Our programming didn't happen overnight. In fact, it took almost six months just to design the framework and secure speakers. We went in a dozen different tangents trying to discover, together and apart, what unique perspectives and conversations were the most important. We had to iterate and ideate in real-time. Every week introduced new challenges and we continually cycled through concepts, themes, and difficult conversations as speakers became unavailable, and new information regarding our parent event, New Orleans Entrepreneur Week, came to light.
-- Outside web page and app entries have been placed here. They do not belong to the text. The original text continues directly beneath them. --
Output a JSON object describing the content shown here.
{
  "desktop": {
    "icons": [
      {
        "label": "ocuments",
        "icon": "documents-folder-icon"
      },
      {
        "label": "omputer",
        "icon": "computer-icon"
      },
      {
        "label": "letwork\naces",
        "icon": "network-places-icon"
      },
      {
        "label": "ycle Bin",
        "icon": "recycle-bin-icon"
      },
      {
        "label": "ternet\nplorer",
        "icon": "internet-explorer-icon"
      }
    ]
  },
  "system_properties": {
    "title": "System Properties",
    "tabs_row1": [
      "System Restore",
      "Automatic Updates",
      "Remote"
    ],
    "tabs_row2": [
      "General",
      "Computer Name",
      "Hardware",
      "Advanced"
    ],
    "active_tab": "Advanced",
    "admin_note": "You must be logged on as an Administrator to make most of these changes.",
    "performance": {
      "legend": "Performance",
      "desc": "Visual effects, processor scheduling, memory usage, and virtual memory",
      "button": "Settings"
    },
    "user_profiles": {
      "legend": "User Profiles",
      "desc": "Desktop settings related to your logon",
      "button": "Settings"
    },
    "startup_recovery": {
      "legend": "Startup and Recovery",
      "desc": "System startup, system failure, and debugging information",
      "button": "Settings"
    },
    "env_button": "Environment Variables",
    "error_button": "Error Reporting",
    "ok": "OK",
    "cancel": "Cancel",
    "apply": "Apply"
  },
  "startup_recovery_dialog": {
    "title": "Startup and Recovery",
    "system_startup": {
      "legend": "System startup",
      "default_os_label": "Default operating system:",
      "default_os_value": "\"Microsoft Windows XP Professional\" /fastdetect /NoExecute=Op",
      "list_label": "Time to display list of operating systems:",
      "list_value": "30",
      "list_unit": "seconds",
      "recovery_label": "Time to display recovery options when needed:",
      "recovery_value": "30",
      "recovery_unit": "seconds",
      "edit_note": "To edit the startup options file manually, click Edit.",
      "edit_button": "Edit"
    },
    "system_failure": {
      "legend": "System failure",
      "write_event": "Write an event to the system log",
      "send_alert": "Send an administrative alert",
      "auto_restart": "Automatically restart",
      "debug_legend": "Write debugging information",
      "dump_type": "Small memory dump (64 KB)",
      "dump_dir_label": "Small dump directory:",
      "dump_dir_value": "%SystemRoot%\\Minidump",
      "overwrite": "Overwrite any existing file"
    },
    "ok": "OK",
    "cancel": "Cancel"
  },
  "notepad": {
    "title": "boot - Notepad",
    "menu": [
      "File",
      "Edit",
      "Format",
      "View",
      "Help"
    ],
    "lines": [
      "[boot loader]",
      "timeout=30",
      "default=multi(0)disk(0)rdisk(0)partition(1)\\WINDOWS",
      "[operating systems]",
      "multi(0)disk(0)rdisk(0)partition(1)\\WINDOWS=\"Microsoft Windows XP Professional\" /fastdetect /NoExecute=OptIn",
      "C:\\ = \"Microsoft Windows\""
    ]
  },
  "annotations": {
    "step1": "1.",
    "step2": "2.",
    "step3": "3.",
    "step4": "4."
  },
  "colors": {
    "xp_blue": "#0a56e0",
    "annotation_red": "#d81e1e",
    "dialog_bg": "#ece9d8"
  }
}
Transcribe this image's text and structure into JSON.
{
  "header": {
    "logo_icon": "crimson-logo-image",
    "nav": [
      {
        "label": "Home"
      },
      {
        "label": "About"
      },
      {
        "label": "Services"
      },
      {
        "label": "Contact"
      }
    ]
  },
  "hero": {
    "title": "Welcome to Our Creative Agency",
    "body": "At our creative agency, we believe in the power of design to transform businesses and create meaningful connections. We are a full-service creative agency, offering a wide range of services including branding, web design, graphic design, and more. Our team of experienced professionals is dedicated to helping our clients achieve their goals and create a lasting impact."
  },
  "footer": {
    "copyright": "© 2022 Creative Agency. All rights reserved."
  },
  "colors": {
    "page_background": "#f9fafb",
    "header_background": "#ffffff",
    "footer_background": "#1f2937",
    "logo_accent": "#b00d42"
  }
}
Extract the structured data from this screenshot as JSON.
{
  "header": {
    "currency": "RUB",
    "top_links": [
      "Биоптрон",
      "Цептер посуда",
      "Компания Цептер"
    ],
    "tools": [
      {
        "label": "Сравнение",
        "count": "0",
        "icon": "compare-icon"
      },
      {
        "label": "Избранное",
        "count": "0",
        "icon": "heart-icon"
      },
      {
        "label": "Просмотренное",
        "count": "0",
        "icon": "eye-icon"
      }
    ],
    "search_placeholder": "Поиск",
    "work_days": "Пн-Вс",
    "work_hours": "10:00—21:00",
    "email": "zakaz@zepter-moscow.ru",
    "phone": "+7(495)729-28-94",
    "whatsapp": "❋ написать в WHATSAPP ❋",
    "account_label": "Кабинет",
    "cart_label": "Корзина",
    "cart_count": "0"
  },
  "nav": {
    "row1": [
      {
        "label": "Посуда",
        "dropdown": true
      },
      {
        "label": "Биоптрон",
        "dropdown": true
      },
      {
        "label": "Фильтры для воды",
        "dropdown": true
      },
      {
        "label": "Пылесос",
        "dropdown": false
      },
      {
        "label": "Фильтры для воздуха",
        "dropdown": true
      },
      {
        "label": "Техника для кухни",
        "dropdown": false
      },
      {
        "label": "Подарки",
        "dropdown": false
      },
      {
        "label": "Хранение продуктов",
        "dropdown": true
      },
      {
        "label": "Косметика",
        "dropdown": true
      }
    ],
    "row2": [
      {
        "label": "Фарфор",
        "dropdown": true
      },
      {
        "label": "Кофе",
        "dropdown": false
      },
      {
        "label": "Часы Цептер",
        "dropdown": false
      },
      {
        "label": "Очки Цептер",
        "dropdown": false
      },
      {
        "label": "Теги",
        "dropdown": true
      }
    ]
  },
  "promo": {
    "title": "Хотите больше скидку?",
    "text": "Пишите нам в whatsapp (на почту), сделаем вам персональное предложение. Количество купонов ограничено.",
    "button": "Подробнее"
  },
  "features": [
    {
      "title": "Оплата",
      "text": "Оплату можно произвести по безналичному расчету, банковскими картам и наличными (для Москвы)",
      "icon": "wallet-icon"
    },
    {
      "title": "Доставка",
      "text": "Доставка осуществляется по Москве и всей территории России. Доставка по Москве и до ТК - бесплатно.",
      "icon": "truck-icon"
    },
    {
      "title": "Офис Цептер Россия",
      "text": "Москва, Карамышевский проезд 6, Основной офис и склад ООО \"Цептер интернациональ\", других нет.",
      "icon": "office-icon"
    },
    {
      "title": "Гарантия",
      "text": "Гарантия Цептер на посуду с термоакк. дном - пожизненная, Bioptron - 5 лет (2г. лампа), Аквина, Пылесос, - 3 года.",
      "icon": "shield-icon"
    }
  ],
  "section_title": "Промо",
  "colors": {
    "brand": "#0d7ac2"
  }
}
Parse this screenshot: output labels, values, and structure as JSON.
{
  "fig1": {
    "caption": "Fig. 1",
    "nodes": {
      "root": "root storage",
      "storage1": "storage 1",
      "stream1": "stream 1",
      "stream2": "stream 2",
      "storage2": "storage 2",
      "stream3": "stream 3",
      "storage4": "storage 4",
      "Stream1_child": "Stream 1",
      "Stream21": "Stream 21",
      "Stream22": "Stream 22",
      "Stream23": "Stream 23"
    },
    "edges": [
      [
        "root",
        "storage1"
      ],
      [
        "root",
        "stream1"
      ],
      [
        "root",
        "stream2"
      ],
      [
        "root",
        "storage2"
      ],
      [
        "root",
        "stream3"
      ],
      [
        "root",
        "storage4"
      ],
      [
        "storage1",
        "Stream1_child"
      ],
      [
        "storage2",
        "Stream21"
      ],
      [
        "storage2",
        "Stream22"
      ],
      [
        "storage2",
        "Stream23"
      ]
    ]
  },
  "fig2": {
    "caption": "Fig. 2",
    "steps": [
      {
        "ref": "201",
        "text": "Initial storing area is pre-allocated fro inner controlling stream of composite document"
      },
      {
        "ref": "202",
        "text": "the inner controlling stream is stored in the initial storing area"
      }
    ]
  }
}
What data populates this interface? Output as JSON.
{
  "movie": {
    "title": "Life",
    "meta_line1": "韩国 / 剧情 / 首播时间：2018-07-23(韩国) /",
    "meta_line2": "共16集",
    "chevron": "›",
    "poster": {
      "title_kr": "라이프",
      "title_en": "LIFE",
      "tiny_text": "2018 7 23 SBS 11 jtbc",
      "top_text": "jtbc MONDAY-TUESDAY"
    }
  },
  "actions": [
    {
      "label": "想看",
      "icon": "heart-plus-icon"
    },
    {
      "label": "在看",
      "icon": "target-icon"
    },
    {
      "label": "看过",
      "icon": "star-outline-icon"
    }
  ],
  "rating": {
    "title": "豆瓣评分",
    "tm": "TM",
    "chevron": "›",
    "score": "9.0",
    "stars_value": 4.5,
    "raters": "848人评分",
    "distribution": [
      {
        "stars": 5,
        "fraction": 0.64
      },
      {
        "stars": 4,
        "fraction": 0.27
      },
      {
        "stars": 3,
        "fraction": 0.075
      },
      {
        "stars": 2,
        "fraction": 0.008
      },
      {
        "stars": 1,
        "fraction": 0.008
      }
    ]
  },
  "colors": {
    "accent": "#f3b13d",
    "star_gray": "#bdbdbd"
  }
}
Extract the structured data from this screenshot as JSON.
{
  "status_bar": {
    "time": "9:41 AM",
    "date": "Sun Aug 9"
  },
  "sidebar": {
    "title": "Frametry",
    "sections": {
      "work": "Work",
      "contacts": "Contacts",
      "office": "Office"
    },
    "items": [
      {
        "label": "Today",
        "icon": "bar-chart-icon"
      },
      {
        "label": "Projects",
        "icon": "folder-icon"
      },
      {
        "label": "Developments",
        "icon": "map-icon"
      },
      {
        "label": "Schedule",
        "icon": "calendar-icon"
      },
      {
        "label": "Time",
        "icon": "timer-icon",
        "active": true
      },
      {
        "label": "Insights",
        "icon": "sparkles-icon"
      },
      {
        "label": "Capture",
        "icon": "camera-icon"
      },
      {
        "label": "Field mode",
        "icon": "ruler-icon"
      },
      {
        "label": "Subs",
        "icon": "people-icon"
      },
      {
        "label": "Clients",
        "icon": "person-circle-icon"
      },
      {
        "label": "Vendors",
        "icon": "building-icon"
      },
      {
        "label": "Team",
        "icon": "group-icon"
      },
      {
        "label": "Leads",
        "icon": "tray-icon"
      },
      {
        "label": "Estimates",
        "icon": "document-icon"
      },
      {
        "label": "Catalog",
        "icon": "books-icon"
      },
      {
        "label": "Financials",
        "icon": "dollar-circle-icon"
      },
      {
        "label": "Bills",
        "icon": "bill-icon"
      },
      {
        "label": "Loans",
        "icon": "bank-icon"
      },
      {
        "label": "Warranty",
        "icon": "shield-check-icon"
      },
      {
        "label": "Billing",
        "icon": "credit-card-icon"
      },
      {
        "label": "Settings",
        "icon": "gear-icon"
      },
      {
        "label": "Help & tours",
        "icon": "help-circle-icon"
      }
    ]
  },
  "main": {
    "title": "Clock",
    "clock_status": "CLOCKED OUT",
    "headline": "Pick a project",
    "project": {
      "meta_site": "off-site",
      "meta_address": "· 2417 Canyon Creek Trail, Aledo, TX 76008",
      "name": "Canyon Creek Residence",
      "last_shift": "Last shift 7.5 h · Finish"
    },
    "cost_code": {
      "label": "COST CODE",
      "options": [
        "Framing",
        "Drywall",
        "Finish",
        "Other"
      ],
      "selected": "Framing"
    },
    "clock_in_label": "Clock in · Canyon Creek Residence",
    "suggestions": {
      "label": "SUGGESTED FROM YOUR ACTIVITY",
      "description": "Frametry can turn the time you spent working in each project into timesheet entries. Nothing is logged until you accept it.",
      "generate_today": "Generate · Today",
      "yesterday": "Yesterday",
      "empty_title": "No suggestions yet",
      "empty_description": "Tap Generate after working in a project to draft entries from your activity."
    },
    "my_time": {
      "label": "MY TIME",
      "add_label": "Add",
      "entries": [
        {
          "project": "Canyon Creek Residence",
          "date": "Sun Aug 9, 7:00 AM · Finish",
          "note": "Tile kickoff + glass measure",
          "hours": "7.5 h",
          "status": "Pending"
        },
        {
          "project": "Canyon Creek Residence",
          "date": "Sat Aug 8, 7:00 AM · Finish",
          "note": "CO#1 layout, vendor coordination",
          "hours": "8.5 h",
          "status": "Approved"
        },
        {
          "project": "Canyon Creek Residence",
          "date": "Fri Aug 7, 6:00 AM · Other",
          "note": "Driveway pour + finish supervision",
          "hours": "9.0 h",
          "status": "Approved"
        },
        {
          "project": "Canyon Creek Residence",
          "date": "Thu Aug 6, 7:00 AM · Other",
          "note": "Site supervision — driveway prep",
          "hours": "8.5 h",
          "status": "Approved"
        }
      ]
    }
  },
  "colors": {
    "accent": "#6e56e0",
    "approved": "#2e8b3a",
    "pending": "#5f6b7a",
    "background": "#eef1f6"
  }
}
In order to stay true to our target audience and our purpose, we developed "How Might We" statements that guided our brainstorming and testing.
Between each bout of brainstorming, team members worked independently following leads and further refining potential programming ideas.
Entrepreneurship looks different in New Orleans. For most New Orleanians, they would never self-identify as an entrepreneur. That's why our final programming design centered around exploring expressions of entrepreneurial thinking and action in unexpected places, while also exploring the ways in which our city's data capture is evolving to recognize growth and innovation in these areas. We looked at the pipelines in place that fed these areas and how they were succeeding, but also falling drastically short.
The “renaissance” of the past decade has been remarkable in many ways, but has it been felt by all? This session will explore how we can measure the progress of urban development through data, the metrics that are being used to quantify it, and the trends that pose the greatest risk to inclusive growth.
Our event had a great turnout, drawing foot traffic, friends, and curious NOEW attendees. Moreover, the audience was engaged and conversations continued after the event. Our event explored tough questions around diversity from panels of diverse speakers. Out of seventeen speakers, over 30% were female and 60% were African American, Asian-American, and Filipino-American. We had a James Beard award-winning chef, a Silicon Valley tech leader, and a Ninth Ward grocer all on one stage for an afternoon. All and all, we were pretty happy. :)